About Kernel Documentation Linux Kernel Contact Linux Resources Linux Blog

Documentation / block / switching-sched.txt

Custom Search

Based on kernel version 4.16.1. Page generated on 2018-04-09 11:52 EST.
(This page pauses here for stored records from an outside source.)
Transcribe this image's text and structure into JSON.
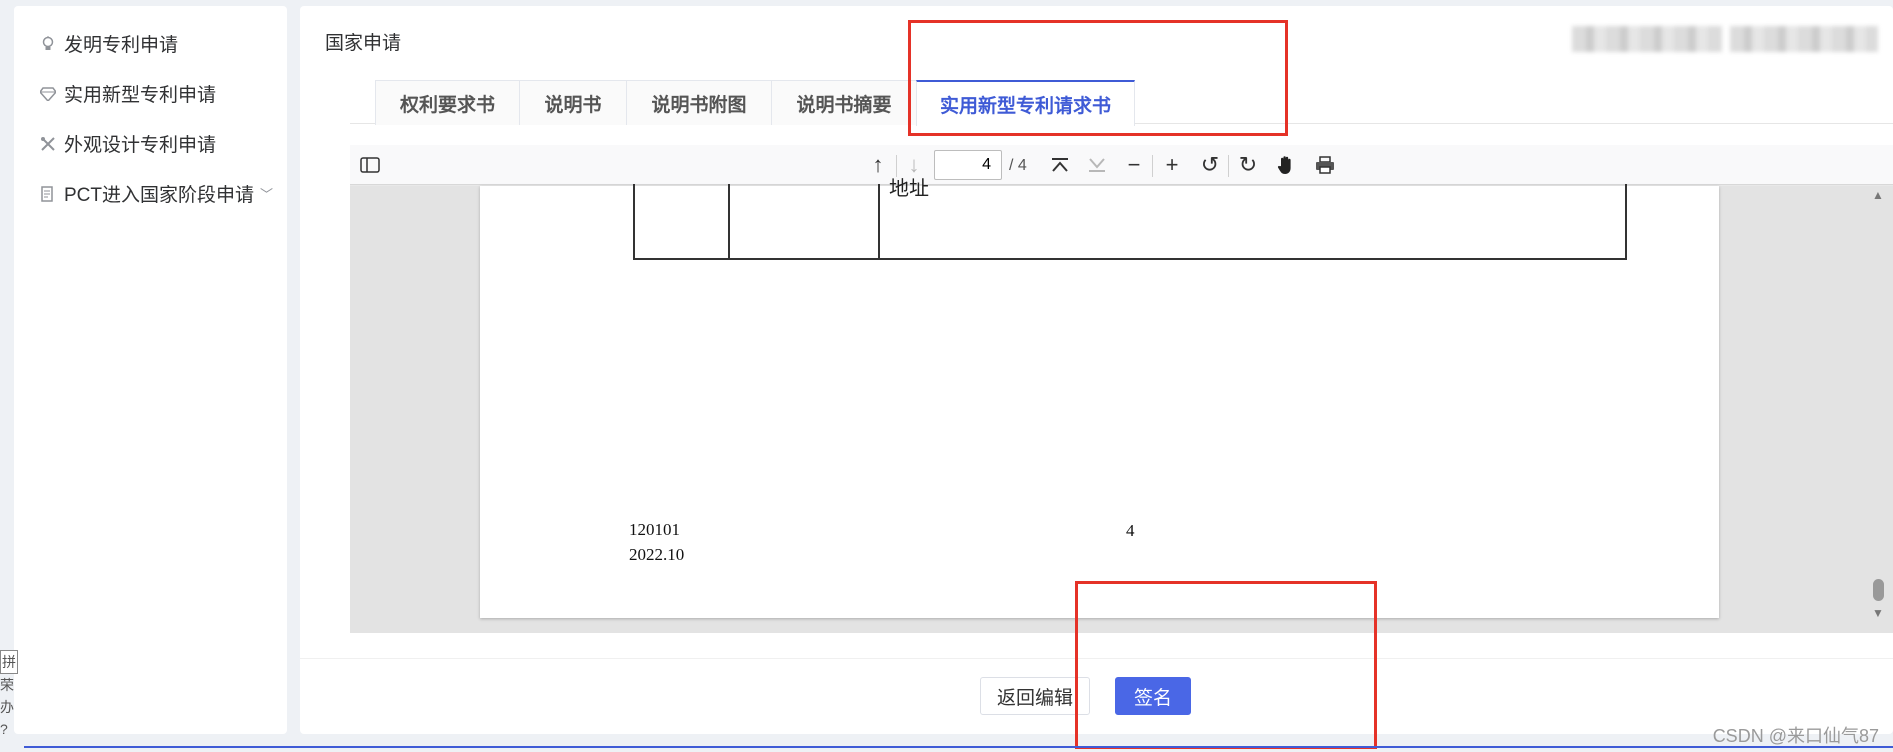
{
  "sidebar": {
    "items": [
      {
        "label": "发明专利申请",
        "icon": "lightbulb-icon"
      },
      {
        "label": "实用新型专利申请",
        "icon": "diamond-icon"
      },
      {
        "label": "外观设计专利申请",
        "icon": "tools-icon"
      },
      {
        "label": "PCT进入国家阶段申请",
        "icon": "document-icon",
        "expandable": true
      }
    ]
  },
  "edge_ime": [
    "拼",
    "荣",
    "办",
    "?"
  ],
  "main": {
    "title": "国家申请",
    "tabs": [
      {
        "label": "权利要求书",
        "active": false
      },
      {
        "label": "说明书",
        "active": false
      },
      {
        "label": "说明书附图",
        "active": false
      },
      {
        "label": "说明书摘要",
        "active": false
      },
      {
        "label": "实用新型专利请求书",
        "active": true
      }
    ],
    "accent_color": "#3f5bd6"
  },
  "viewer": {
    "current_page": "4",
    "total_pages": "/ 4",
    "cut_text": "地址",
    "footer_left_line1": "120101",
    "footer_left_line2": "2022.10",
    "page_number": "4"
  },
  "actions": {
    "back_label": "返回编辑",
    "sign_label": "签名"
  },
  "annotation_color": "#e53228",
  "watermark": "CSDN @来口仙气87"
}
1	To choose IO schedulers at boot time, use the argument 'elevator=deadline'.
2	'noop' and 'cfq' (the default) are also available. IO schedulers are assigned
3	globally at boot time only presently.
5	Each io queue has a set of io scheduler tunables associated with it. These
6	tunables control how the io scheduler works. You can find these entries
7	in:
9	/sys/block/<device>/queue/iosched
11	assuming that you have sysfs mounted on /sys. If you don't have sysfs mounted,
12	you can do so by typing:
14	# mount none /sys -t sysfs
16	As of the Linux 2.6.10 kernel, it is now possible to change the
17	IO scheduler for a given block device on the fly (thus making it possible,
18	for instance, to set the CFQ scheduler for the system default, but
19	set a specific device to use the deadline or noop schedulers - which
20	can improve that device's throughput).
22	To set a specific scheduler, simply do this:
24	echo SCHEDNAME > /sys/block/DEV/queue/scheduler
26	where SCHEDNAME is the name of a defined IO scheduler, and DEV is the
27	device name (hda, hdb, sga, or whatever you happen to have).
29	The list of defined schedulers can be found by simply doing
30	a "cat /sys/block/DEV/queue/scheduler" - the list of valid names
31	will be displayed, with the currently selected scheduler in brackets:
33	# cat /sys/block/hda/queue/scheduler
34	noop deadline [cfq]
35	# echo deadline > /sys/block/hda/queue/scheduler
36	# cat /sys/block/hda/queue/scheduler
37	noop [deadline] cfq
Hide Line Numbers
About Kernel Documentation Linux Kernel Contact Linux Resources Linux Blog

Information is copyright its respective author. All material is available from the Linux Kernel Source distributed under a GPL License. This page is provided as a free service by mjmwired.net.